AMIRA Project – Demonstrated geophysical image processing in the mining industry


Project Aquarius – The first airborne infrared monitoring of bushfires in Australia


AMIRA Project – Spectral properties of Australian Terrain


AMIRA Project – Integrated data analysis using image processing concepts


ALS/CSIRO Signal Processing Experiment – Modifications to the Australian Landsat Data Reception Facilities for the reception of Landsat Thematic Mapper data


US/Australia Joint Scanner Project


Field Portable Spectrometer Project – Established the project to develop a high resolution, field portable, short-wave infrared spectrometer for mineral identification; eventually commercialised through Integrated Spectronics as the PIMA Spectrometer


Scientific direction for development of the TEMPEST AEM system


AMIRA Project on image processing of AEM data for regolith and geological mapping


AMIRA Project on Target Detection in AEM Data


Consultant on the application of airborne electromagnetic methods for salinity mapping

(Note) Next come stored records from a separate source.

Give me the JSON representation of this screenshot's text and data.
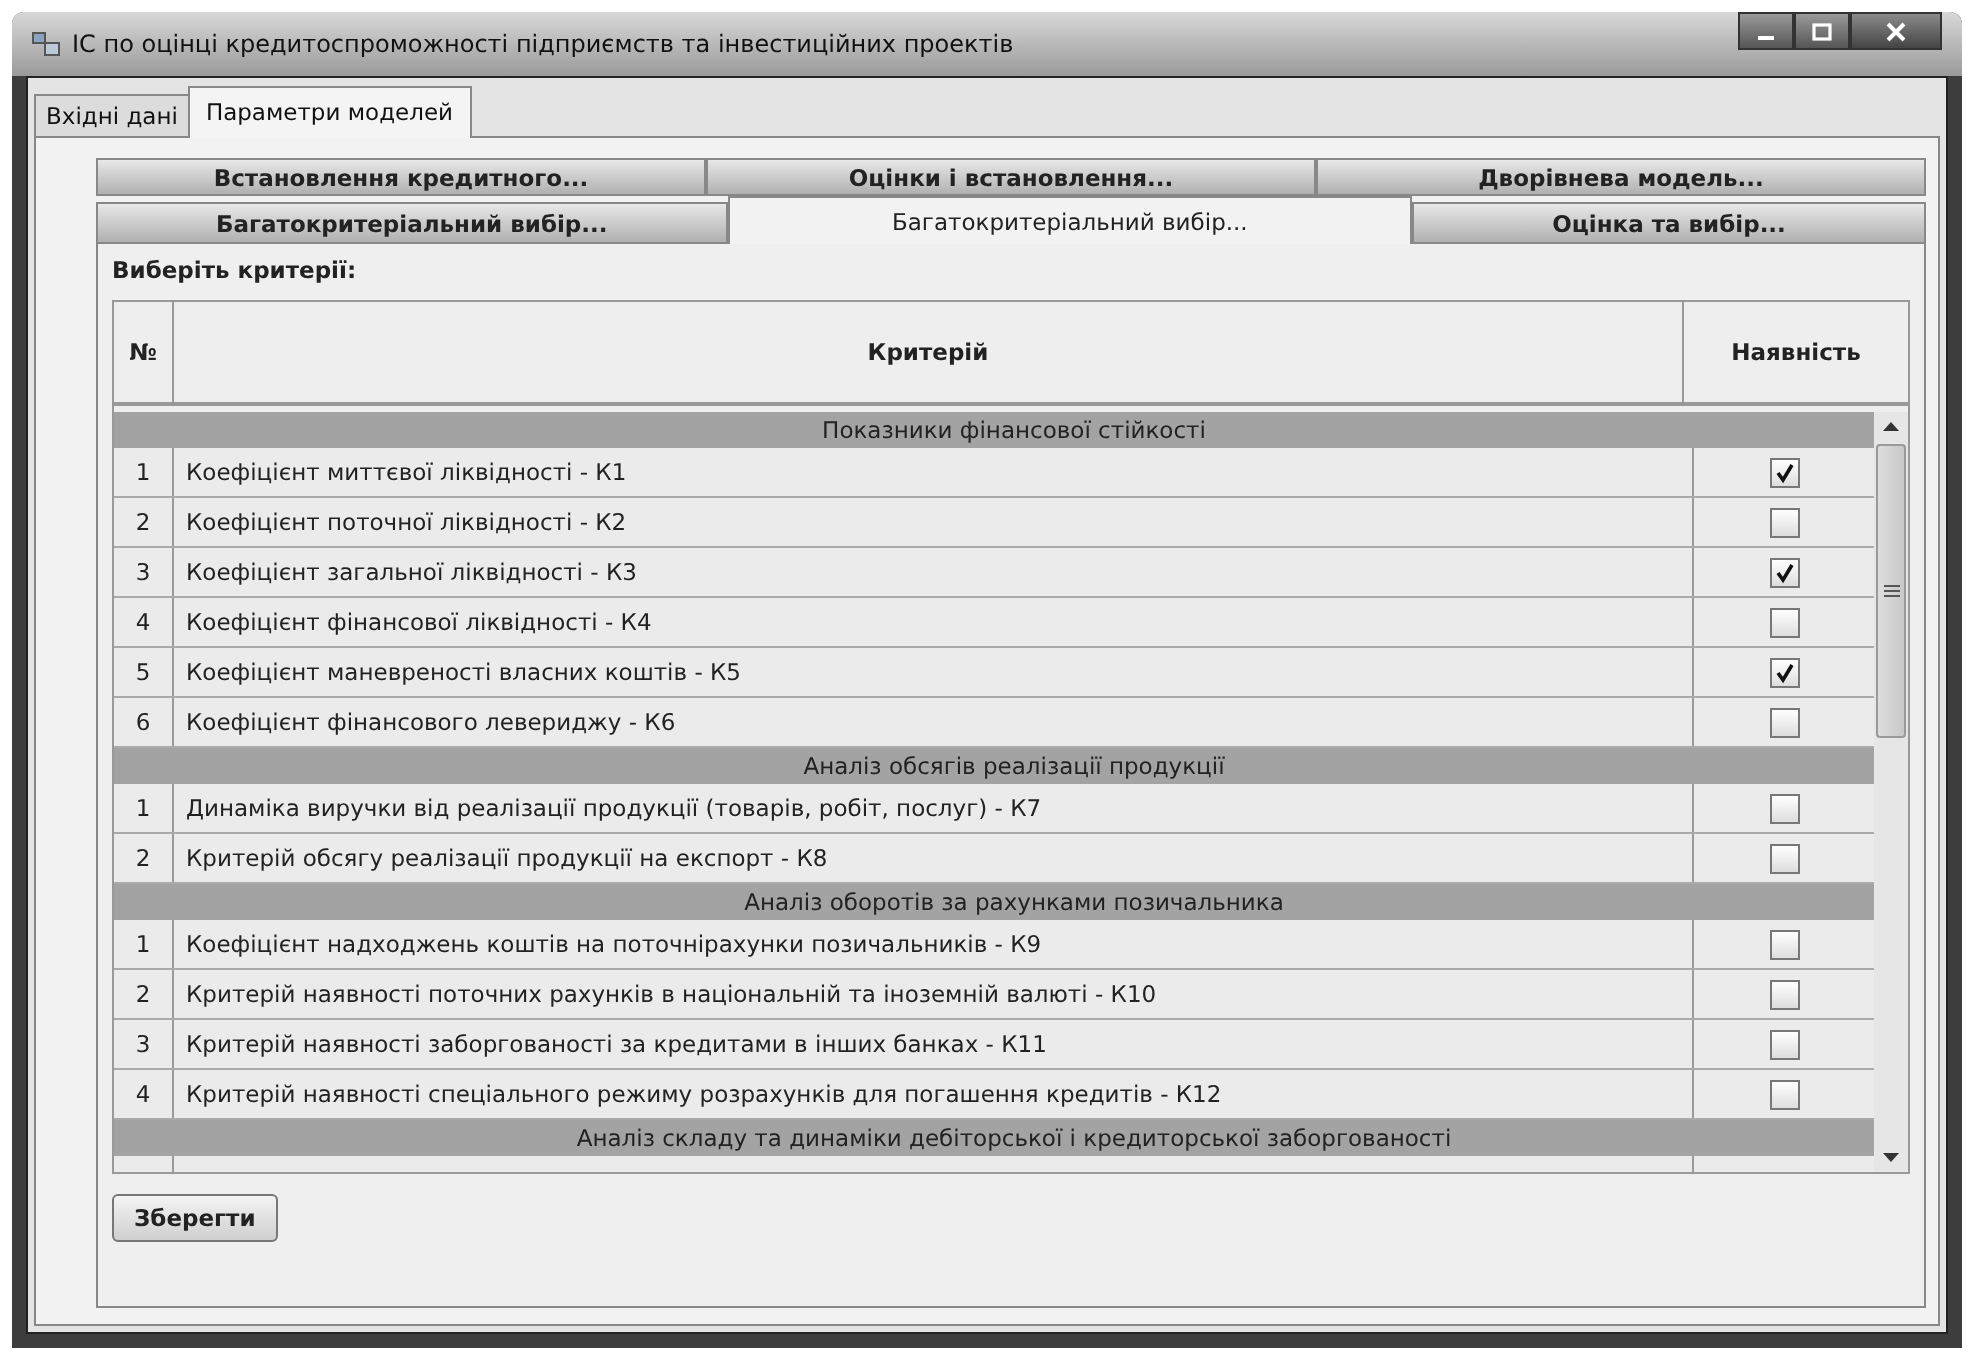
{
  "window": {
    "title": "ІС по оцінці кредитоспроможності підприємств та інвестиційних проектів"
  },
  "main_tabs": [
    {
      "label": "Вхідні дані",
      "selected": false
    },
    {
      "label": "Параметри моделей",
      "selected": true
    }
  ],
  "sub_tab_rows": [
    {
      "tabs": [
        {
          "label": "Встановлення кредитного...",
          "selected": false
        },
        {
          "label": "Оцінки і встановлення...",
          "selected": false
        },
        {
          "label": "Дворівнева модель...",
          "selected": false
        }
      ]
    },
    {
      "tabs": [
        {
          "label": "Багатокритеріальний вибір...",
          "selected": false
        },
        {
          "label": "Багатокритеріальний вибір...",
          "selected": true
        },
        {
          "label": "Оцінка та вибір...",
          "selected": false
        }
      ]
    }
  ],
  "panel": {
    "label": "Виберіть критерії:"
  },
  "table": {
    "columns": [
      "№",
      "Критерій",
      "Наявність"
    ],
    "groups": [
      {
        "title": "Показники фінансової стійкості",
        "rows": [
          {
            "number": "1",
            "criterion": "Коефіцієнт миттєвої ліквідності - К1",
            "present": true
          },
          {
            "number": "2",
            "criterion": "Коефіцієнт поточної ліквідності - К2",
            "present": false
          },
          {
            "number": "3",
            "criterion": "Коефіцієнт загальної ліквідності - К3",
            "present": true
          },
          {
            "number": "4",
            "criterion": "Коефіцієнт фінансової ліквідності - К4",
            "present": false
          },
          {
            "number": "5",
            "criterion": "Коефіцієнт маневреності власних коштів - К5",
            "present": true
          },
          {
            "number": "6",
            "criterion": "Коефіцієнт фінансового левериджу - К6",
            "present": false
          }
        ]
      },
      {
        "title": "Аналіз обсягів реалізації продукції",
        "rows": [
          {
            "number": "1",
            "criterion": "Динаміка виручки від реалізації продукції (товарів, робіт, послуг) - К7",
            "present": false
          },
          {
            "number": "2",
            "criterion": "Критерій обсягу реалізації продукції на експорт - К8",
            "present": false
          }
        ]
      },
      {
        "title": "Аналіз оборотів за рахунками позичальника",
        "rows": [
          {
            "number": "1",
            "criterion": "Коефіцієнт надходжень коштів на поточнірахунки позичальників - К9",
            "present": false
          },
          {
            "number": "2",
            "criterion": "Критерій наявності поточних рахунків в національній та іноземній валюті - К10",
            "present": false
          },
          {
            "number": "3",
            "criterion": "Критерій наявності заборгованості за кредитами в інших банках - К11",
            "present": false
          },
          {
            "number": "4",
            "criterion": "Критерій наявності спеціального режиму розрахунків для погашення кредитів - К12",
            "present": false
          }
        ]
      },
      {
        "title": "Аналіз складу та динаміки дебіторської і кредиторської заборгованості"
      }
    ]
  },
  "save_button": "Зберегти"
}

AMIRA Project on Target detection and Exploration Risk

In reflecting on his career he noted:

I have been involved with airborne and space-borne geophysics and remote sensing for longer than I care to remember. I started remote sensing and image processing research with CSIRO at high frequency and gradually migrated fourteen orders of magnitude down-frequency to work on airborne EM systems. Over time my research seems to have reverted almost to childhood taking me back to working in the area of my PhD in infra-red spectroscopy. However, I have retained an interest in the integrated analysis of geophysical data and in the understanding and estimation of risk in mineral exploration. Although I left CSIRO some years ago I continued to be involved in research and occasionally assist CSIRO with special projects.

Honours and awards



Fellow, Australian Academy of Technological Sciences and Engineering



Australian Centenary Medal – for service to the Australian society in remote sensing and mineral resources


Australia Prize for Science and Technology Promoting Human Welfare (shared)

Positions held


Director, OTBC Pty Ltd

1996 – 2001

Chief Research Scientist – CSIRO Division of Exploration and Mining

1992 – 96

Director CRC for Australian Mineral Exploration Technologies

1990 – 91

Deputy Chief, CSIRO Division of Exploration Geoscience

1987 – 90

Assistant Chief, CSIRO Division of Mineral Physics and Mineralogy

1973 – 77

Research Scientist to Principal Research Scientist, CSIRO

1972 – 73

Research Associate, Department of Applied Earth Sciences, Stanford University

1971 – 72

CSIRO postdoctoral student, Applied Earth Sciences, Stanford University